This task calls for copying every line of the records that includes the word "target".

### Given entries ###

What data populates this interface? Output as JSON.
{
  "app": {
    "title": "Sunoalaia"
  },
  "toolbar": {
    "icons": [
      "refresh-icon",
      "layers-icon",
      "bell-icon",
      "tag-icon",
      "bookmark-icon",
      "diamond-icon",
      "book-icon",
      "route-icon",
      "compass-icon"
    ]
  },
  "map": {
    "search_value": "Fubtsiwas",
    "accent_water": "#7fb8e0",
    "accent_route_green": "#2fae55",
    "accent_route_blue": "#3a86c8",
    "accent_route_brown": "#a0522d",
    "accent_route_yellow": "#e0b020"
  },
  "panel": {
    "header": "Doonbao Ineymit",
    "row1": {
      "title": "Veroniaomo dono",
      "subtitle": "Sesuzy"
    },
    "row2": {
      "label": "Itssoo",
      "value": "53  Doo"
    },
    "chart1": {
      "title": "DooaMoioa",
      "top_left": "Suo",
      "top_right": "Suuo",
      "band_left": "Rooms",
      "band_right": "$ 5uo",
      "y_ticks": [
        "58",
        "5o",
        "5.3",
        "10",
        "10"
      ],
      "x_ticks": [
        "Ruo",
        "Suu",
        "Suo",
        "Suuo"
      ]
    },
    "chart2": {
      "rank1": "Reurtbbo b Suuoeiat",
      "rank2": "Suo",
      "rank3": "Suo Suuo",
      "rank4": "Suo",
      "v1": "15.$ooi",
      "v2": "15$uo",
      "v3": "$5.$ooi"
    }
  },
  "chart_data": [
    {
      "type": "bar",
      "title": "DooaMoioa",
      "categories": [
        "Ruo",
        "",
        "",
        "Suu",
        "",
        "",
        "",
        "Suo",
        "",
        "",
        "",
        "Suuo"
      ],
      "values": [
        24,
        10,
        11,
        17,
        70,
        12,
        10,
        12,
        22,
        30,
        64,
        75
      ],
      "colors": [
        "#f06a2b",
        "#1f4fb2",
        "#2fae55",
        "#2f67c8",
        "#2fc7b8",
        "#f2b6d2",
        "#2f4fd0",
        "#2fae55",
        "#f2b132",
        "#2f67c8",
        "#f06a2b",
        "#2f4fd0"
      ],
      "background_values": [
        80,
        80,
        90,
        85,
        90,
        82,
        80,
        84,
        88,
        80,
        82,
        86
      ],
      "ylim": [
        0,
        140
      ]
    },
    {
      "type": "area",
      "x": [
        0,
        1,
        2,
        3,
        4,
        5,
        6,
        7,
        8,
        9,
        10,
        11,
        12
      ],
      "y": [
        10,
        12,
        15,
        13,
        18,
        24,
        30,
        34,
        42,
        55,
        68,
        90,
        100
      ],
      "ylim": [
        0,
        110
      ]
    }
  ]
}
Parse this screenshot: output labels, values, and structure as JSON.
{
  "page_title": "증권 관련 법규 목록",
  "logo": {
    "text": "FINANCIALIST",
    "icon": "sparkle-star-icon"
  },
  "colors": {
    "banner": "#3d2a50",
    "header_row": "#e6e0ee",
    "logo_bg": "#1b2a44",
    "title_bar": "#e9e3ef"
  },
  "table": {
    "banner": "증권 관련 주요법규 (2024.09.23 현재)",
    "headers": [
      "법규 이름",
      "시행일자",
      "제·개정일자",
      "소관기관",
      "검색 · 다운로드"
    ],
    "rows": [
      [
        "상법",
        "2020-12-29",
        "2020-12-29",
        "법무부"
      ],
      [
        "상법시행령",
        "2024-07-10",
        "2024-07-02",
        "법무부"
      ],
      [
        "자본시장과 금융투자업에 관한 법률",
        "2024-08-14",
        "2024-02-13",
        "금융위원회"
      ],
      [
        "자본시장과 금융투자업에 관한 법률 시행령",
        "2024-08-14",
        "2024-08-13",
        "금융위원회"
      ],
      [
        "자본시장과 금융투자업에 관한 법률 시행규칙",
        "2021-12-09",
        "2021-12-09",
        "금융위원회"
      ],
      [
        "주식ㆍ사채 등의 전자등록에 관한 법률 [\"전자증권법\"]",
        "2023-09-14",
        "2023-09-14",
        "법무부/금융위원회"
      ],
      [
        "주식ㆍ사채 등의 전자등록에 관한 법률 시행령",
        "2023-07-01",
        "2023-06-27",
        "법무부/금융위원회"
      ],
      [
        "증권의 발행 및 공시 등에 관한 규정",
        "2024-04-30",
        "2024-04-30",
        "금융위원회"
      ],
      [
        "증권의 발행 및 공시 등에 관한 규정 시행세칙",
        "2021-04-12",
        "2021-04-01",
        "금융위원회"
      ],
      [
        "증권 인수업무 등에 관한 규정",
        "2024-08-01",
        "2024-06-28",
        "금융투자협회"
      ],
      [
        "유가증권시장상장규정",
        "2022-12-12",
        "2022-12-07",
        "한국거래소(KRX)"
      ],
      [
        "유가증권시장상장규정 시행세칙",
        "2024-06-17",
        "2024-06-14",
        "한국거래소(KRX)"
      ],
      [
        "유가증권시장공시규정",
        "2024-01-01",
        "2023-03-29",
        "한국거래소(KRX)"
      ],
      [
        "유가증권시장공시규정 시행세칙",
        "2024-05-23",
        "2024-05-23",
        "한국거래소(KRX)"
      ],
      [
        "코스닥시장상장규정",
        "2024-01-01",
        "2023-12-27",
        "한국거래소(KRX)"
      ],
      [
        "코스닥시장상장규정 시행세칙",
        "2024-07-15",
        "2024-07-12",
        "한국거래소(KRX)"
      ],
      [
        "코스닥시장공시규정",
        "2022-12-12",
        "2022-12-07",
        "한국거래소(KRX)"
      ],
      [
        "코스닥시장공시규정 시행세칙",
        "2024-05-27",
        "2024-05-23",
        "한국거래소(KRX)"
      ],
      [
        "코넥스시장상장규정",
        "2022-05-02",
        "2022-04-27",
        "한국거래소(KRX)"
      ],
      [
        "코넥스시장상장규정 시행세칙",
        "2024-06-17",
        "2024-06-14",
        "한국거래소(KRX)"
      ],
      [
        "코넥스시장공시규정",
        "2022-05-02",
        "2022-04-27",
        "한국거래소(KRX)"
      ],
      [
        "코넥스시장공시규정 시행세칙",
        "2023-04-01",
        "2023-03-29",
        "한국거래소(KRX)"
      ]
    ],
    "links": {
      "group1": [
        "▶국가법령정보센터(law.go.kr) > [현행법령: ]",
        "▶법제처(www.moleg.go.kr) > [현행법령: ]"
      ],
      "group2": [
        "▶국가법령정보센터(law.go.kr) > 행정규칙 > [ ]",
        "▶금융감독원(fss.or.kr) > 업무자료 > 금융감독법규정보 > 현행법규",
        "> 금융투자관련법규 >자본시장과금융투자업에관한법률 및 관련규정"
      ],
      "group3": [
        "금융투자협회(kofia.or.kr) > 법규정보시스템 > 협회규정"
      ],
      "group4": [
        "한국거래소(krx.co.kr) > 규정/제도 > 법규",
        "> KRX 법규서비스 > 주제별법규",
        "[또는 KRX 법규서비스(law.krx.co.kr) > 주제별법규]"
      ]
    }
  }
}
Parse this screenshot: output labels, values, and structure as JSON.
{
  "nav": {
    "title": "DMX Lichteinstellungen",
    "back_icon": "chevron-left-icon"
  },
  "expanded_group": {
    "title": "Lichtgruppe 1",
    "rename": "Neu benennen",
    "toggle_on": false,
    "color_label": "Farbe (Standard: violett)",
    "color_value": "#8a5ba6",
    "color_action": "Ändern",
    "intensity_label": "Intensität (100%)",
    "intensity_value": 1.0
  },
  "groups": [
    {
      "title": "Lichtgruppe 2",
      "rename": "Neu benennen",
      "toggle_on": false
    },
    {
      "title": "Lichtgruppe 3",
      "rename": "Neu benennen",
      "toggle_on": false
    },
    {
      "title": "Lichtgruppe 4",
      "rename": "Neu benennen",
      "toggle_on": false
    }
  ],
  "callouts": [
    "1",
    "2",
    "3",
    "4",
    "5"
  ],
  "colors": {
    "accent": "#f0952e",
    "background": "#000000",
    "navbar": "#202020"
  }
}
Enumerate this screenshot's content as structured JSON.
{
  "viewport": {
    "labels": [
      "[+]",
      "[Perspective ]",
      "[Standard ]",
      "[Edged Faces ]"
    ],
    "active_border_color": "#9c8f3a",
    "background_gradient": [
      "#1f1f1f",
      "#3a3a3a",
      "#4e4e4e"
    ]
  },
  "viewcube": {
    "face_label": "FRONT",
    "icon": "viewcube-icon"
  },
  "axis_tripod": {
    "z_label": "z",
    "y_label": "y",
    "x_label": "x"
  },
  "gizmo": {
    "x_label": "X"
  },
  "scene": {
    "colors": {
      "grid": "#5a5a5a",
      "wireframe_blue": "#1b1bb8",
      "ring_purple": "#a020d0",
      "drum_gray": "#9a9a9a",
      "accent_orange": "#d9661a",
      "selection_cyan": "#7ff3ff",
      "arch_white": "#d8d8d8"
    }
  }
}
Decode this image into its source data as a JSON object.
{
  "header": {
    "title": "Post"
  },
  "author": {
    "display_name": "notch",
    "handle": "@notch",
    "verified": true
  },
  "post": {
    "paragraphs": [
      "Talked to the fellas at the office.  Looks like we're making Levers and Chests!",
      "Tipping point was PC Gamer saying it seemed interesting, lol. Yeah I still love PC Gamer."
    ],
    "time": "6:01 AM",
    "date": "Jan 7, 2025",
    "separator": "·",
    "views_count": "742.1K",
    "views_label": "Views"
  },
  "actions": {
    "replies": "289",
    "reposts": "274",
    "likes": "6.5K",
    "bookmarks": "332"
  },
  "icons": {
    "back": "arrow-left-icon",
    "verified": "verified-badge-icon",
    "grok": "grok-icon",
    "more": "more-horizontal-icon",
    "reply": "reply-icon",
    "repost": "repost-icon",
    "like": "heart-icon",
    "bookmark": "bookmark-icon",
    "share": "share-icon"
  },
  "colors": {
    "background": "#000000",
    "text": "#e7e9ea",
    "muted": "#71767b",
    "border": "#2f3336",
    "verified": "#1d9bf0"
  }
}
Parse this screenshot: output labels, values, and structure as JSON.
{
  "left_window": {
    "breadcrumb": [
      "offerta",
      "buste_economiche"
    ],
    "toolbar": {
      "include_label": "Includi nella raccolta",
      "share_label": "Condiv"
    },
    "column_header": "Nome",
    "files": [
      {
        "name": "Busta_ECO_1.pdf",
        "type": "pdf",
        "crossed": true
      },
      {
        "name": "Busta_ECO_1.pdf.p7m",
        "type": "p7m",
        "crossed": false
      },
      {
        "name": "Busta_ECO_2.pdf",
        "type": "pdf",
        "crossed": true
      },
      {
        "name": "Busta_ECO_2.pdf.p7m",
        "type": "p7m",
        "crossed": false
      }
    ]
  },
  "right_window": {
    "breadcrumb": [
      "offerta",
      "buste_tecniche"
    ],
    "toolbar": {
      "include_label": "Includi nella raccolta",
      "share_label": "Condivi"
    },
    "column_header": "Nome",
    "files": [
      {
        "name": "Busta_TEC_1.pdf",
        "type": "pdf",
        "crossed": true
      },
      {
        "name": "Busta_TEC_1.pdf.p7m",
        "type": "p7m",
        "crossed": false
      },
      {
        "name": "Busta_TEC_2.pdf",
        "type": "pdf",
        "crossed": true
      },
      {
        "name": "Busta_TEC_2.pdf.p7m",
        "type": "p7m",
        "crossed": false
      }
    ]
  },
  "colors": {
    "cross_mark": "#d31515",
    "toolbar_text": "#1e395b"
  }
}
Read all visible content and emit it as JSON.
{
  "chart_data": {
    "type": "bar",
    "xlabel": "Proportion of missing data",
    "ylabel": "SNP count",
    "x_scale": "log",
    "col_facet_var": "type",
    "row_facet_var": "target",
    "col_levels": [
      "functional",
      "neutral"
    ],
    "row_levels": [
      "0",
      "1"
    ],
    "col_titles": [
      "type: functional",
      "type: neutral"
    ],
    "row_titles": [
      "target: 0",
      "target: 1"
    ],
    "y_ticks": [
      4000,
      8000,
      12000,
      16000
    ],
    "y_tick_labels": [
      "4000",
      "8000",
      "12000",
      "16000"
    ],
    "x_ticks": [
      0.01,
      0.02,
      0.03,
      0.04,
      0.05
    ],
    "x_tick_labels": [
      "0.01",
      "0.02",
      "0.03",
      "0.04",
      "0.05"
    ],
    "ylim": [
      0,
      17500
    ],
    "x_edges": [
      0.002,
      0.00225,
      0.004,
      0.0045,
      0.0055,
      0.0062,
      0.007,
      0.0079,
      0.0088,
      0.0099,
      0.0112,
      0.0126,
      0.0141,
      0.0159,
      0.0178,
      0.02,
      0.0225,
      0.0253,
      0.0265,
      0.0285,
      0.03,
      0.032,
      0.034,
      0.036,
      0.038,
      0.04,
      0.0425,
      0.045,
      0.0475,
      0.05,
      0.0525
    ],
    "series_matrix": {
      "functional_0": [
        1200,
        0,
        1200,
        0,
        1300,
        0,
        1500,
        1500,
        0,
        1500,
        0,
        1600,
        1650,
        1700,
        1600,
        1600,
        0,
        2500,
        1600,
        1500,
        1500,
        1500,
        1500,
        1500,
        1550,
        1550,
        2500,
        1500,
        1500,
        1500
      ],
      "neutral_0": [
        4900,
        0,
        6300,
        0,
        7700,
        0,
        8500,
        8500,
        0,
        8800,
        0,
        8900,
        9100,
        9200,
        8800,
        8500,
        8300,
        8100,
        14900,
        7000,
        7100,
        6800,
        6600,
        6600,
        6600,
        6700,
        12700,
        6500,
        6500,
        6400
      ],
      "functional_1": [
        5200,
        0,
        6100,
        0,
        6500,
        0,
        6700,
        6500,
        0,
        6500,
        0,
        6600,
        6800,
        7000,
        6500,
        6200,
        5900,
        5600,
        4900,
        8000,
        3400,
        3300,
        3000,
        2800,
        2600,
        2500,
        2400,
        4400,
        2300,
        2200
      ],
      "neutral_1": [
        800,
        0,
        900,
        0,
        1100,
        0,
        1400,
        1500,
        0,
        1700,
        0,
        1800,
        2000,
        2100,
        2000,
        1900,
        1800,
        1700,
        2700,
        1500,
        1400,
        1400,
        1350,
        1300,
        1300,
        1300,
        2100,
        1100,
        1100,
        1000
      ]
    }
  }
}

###

** Answer space **
    "row_facet_var": "target",
      "target: 0",
      "target: 1"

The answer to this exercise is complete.